▶ WHAT THE TASK ASKS: Check each line of the entries for "driver" and report the ones that have it.

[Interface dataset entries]

#####

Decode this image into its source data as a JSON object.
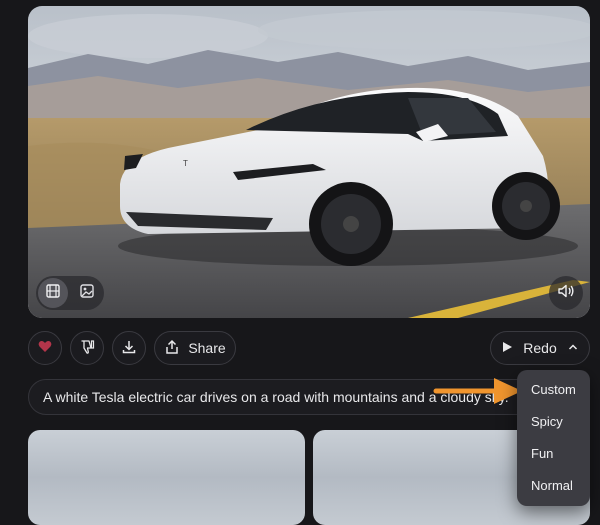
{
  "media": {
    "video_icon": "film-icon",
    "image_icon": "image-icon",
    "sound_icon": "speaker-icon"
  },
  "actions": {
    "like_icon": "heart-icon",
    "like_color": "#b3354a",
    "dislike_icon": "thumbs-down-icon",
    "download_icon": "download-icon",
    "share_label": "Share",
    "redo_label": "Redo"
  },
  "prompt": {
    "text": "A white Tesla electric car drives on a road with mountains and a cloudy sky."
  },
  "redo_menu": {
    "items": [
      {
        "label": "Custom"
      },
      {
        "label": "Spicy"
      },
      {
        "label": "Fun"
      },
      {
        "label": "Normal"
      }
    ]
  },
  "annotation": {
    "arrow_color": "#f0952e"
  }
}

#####

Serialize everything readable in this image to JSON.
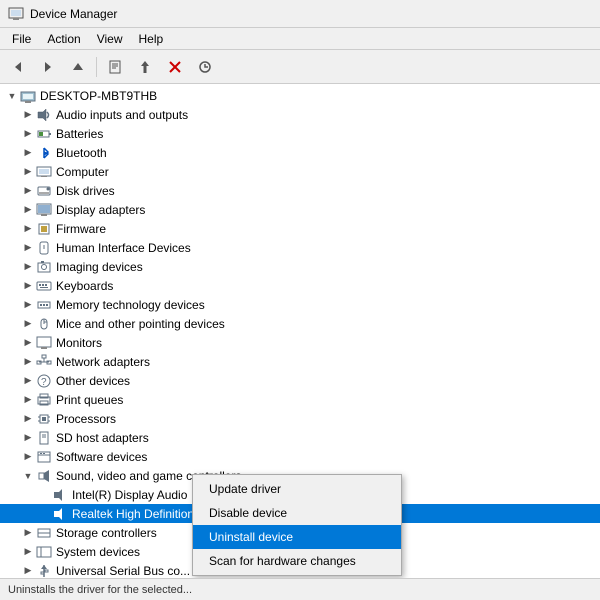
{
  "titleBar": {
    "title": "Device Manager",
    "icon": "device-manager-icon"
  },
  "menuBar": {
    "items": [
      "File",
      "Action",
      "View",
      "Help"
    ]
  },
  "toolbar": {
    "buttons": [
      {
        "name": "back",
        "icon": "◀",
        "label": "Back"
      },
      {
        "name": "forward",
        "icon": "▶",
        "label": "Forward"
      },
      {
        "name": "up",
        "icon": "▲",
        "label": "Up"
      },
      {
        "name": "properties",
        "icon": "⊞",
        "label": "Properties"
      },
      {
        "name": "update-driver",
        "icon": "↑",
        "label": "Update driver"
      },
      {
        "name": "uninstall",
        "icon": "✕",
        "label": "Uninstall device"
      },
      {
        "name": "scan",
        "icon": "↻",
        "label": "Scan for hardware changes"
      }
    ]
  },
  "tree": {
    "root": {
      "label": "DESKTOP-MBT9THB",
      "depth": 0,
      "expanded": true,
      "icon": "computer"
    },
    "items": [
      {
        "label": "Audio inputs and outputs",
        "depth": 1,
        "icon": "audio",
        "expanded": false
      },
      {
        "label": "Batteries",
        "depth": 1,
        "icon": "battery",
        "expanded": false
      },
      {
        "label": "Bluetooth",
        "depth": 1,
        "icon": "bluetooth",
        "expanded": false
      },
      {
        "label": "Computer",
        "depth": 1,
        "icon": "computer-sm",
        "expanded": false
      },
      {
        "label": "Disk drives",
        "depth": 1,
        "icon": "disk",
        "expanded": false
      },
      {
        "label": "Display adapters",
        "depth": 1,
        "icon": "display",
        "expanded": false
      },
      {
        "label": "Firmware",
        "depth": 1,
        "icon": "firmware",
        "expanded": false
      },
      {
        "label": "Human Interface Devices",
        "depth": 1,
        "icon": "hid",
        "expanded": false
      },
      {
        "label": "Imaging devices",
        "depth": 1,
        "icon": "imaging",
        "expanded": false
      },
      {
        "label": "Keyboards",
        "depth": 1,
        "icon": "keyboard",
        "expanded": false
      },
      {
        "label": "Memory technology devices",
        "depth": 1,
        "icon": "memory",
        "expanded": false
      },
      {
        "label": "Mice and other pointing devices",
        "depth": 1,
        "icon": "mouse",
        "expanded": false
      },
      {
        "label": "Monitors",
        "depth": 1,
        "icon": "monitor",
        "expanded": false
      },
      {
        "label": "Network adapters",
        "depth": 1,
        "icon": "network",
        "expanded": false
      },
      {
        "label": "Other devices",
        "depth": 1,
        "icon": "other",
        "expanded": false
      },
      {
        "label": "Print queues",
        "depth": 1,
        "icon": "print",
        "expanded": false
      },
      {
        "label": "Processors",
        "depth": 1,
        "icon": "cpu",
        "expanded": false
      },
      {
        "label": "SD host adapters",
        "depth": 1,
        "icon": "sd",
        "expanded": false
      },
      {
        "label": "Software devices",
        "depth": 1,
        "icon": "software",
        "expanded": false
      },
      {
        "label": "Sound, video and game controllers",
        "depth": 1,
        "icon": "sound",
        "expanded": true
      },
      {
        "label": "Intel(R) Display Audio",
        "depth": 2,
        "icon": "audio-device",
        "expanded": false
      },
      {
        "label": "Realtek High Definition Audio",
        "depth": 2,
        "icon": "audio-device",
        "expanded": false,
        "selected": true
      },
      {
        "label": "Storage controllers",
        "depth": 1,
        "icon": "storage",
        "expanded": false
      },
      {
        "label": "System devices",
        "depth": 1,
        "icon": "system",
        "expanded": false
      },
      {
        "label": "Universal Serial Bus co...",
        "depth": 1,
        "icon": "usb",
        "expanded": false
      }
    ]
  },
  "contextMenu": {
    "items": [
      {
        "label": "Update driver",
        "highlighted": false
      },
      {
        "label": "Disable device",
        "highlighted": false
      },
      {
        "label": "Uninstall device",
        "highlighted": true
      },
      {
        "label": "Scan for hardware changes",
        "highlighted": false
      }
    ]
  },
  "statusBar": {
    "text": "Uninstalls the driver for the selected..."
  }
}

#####

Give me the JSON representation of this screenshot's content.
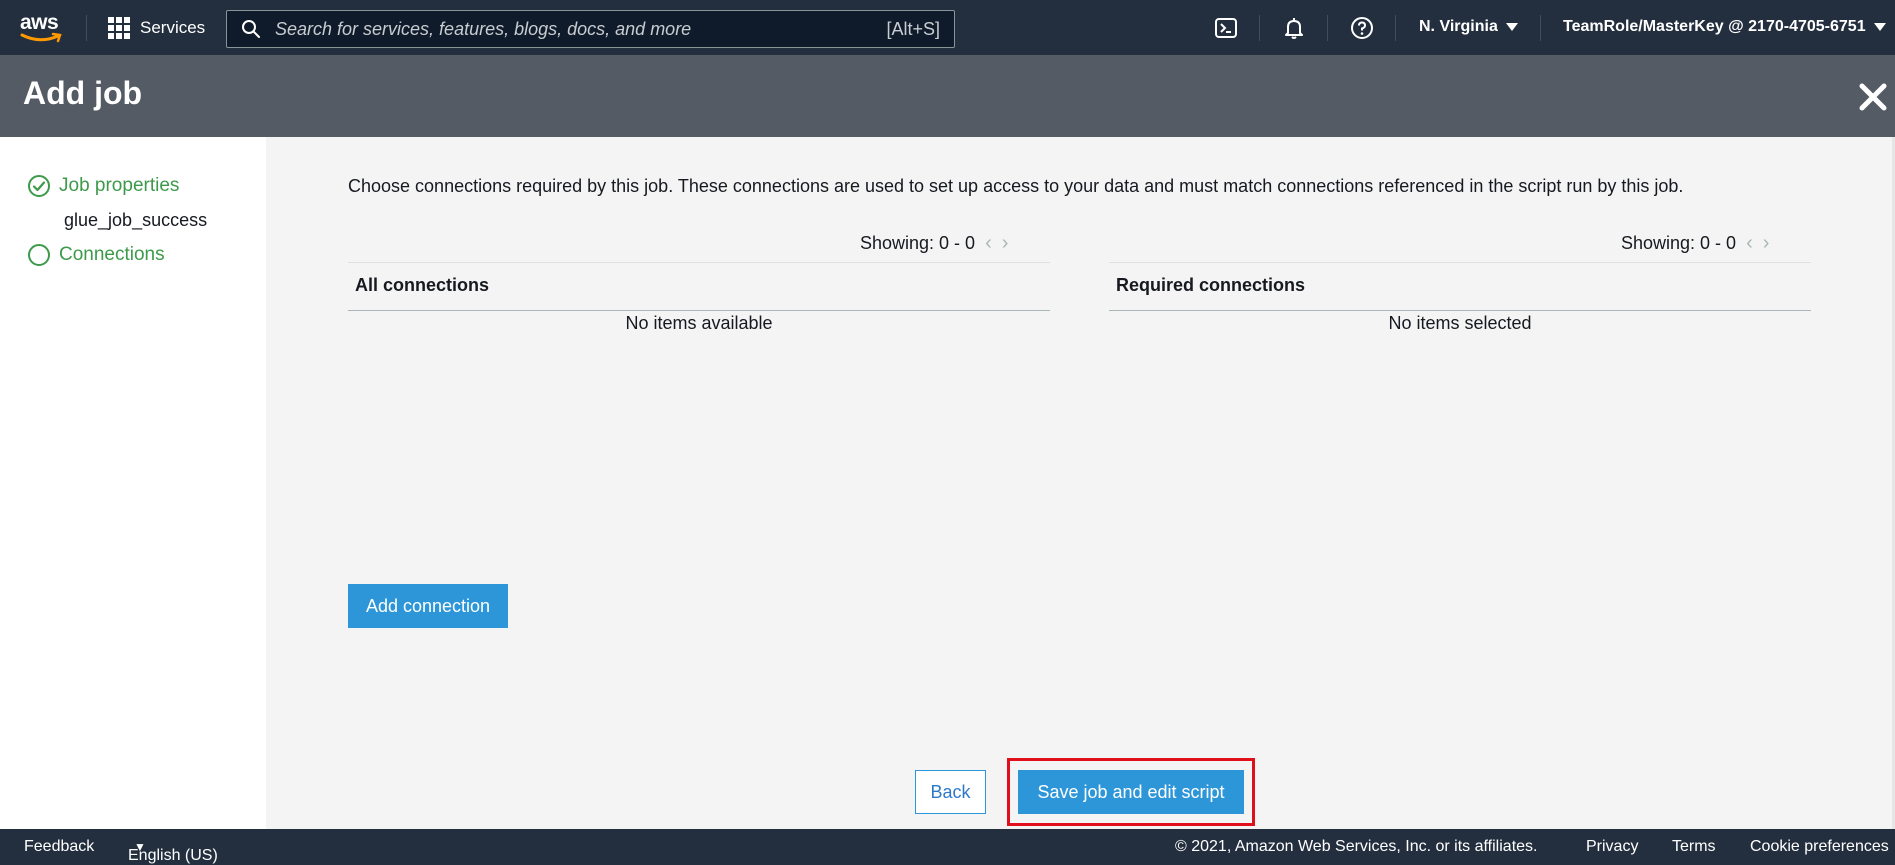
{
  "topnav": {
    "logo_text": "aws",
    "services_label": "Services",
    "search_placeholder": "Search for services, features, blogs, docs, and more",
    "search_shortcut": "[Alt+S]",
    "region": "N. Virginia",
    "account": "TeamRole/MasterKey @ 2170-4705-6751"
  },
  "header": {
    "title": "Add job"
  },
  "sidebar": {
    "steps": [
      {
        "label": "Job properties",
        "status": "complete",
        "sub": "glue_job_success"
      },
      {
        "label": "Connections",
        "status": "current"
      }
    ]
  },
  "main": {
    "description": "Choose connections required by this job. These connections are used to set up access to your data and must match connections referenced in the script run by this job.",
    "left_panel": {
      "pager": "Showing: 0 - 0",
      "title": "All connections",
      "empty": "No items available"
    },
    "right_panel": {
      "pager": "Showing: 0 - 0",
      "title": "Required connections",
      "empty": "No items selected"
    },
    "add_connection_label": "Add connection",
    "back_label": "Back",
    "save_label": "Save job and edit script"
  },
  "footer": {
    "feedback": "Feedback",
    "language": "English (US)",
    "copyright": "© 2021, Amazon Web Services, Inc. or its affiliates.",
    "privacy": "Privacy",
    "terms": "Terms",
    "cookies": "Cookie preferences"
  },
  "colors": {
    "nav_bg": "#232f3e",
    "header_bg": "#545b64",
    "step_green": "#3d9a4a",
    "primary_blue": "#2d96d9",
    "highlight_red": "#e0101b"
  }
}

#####

▶ SOLUTION BELOW:
        "name": "update-driver",
        "label": "Update driver"
        "label": "Update driver",
    "text": "Uninstalls the driver for the selected..."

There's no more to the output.